__Task to carry out__: Images excluded, return every record exactly as it reads.

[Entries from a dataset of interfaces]
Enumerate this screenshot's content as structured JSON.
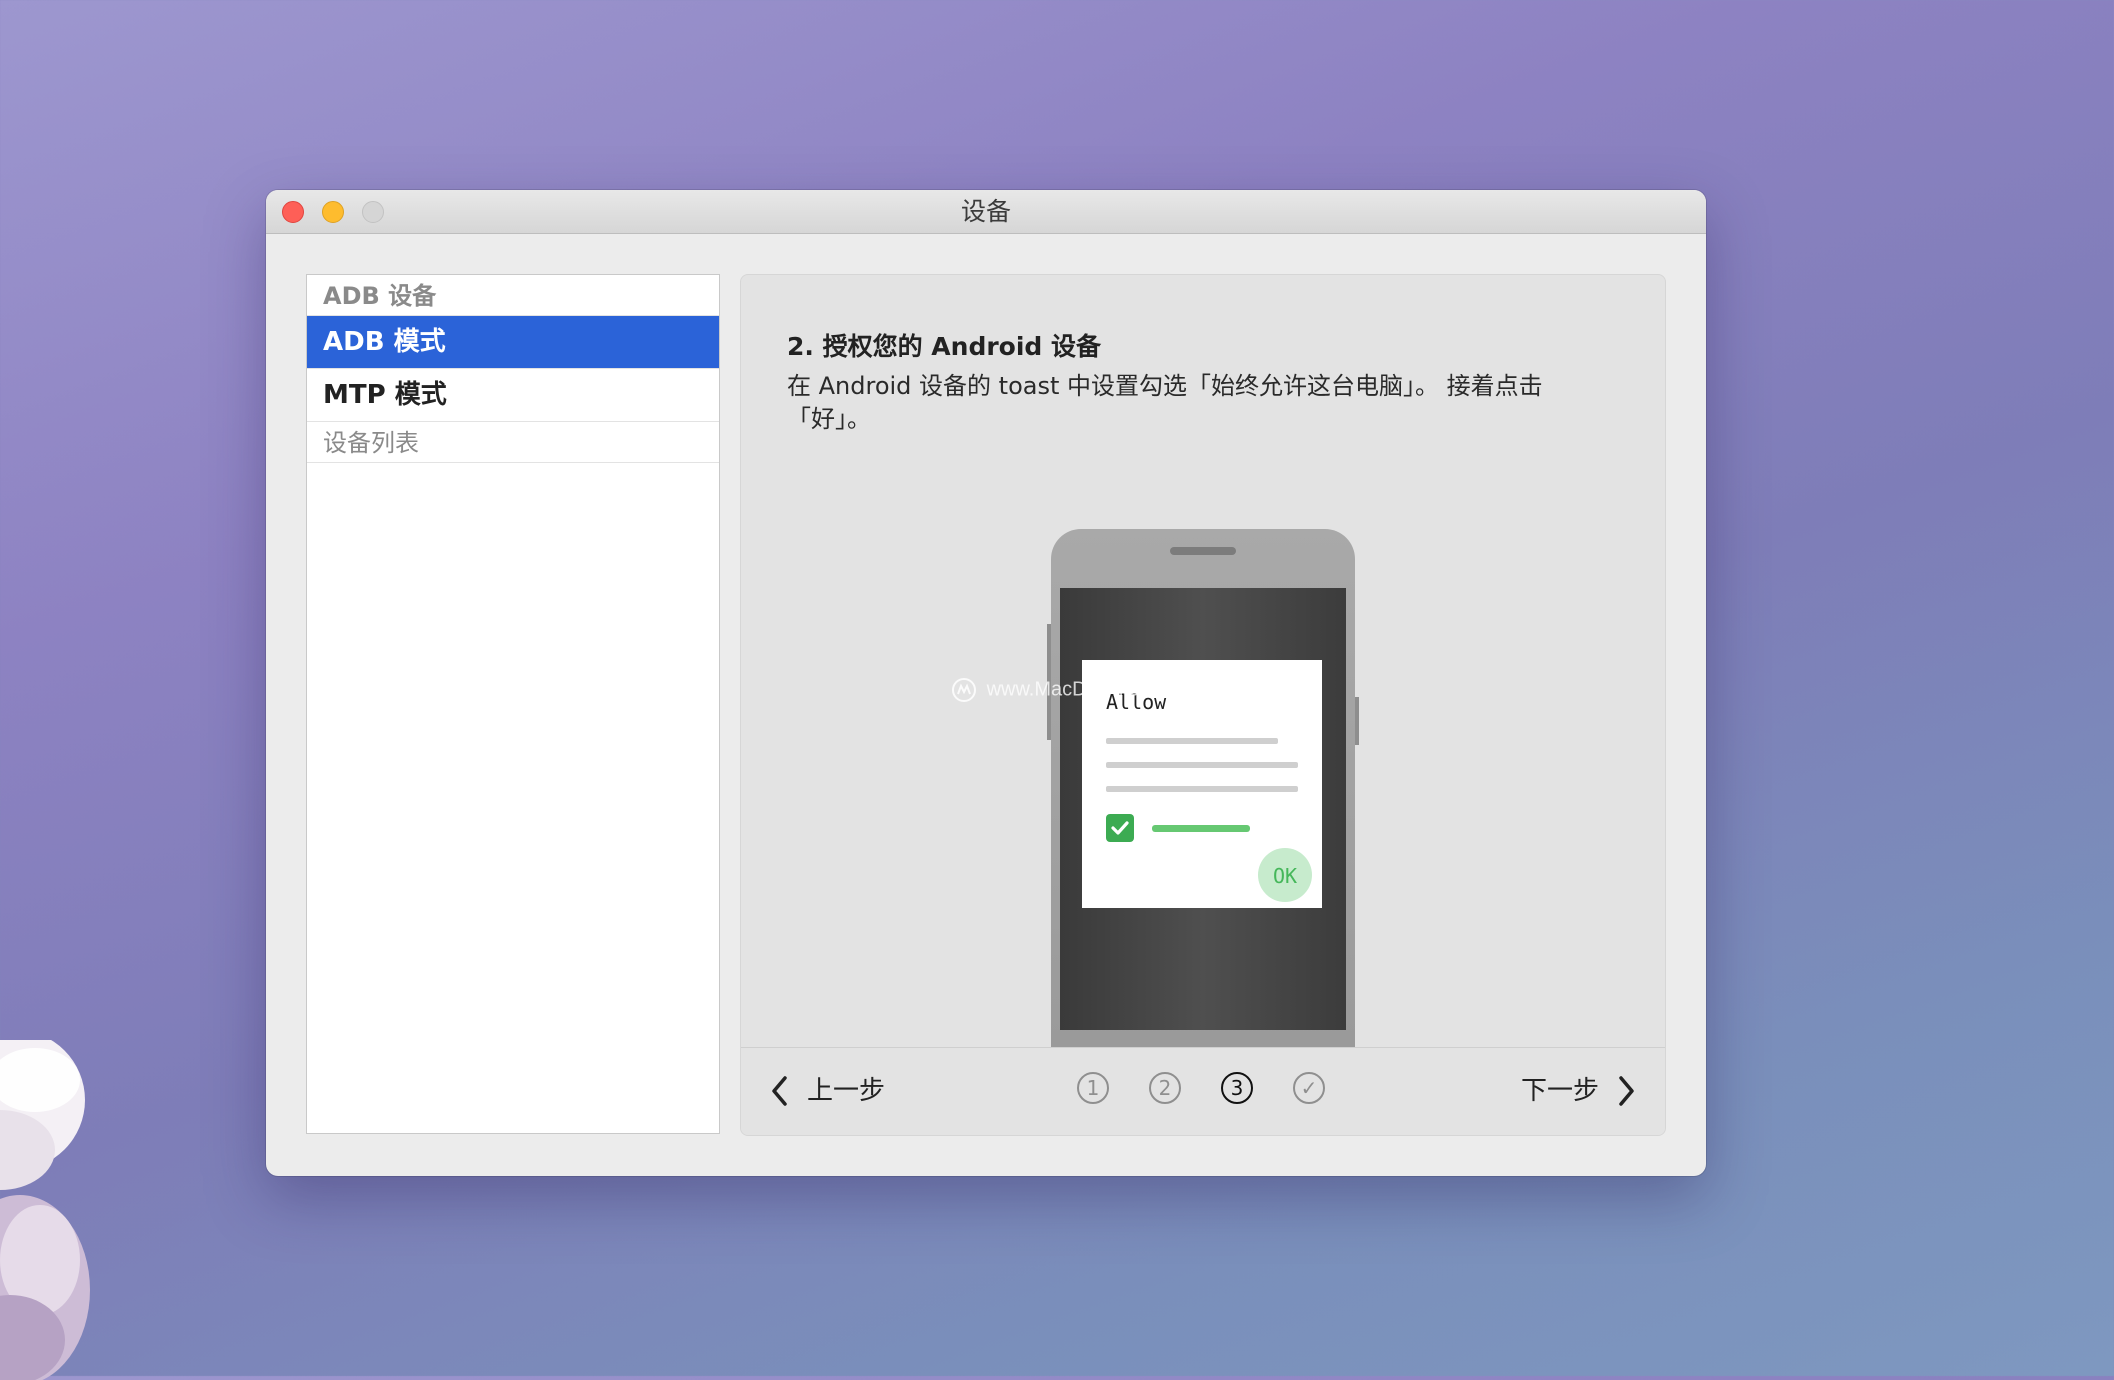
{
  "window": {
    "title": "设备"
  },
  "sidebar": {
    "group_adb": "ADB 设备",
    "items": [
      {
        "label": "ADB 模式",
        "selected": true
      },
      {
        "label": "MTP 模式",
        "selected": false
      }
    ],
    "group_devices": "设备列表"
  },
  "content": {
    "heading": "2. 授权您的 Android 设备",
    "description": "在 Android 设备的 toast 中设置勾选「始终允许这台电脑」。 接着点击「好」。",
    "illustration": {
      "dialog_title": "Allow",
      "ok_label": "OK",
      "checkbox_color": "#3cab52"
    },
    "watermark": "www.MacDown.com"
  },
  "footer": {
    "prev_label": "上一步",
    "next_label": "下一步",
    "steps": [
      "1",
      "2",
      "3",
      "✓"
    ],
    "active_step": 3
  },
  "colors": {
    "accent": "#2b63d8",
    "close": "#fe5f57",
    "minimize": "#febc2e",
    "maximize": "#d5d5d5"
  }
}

__Answer area__:
Enumerate this screenshot's content as structured JSON.
{
  "window": {
    "title": "设备"
  },
  "sidebar": {
    "group_adb": "ADB 设备",
    "items": [
      {
        "label": "ADB 模式",
        "selected": true
      },
      {
        "label": "MTP 模式",
        "selected": false
      }
    ],
    "group_devices": "设备列表"
  },
  "content": {
    "heading": "2. 授权您的 Android 设备",
    "description": "在 Android 设备的 toast 中设置勾选「始终允许这台电脑」。 接着点击「好」。",
    "illustration": {
      "dialog_title": "Allow",
      "ok_label": "OK",
      "checkbox_color": "#3cab52"
    },
    "watermark": "www.MacDown.com"
  },
  "footer": {
    "prev_label": "上一步",
    "next_label": "下一步",
    "steps": [
      "1",
      "2",
      "3",
      "✓"
    ],
    "active_step": 3
  },
  "colors": {
    "accent": "#2b63d8",
    "close": "#fe5f57",
    "minimize": "#febc2e",
    "maximize": "#d5d5d5"
  }
}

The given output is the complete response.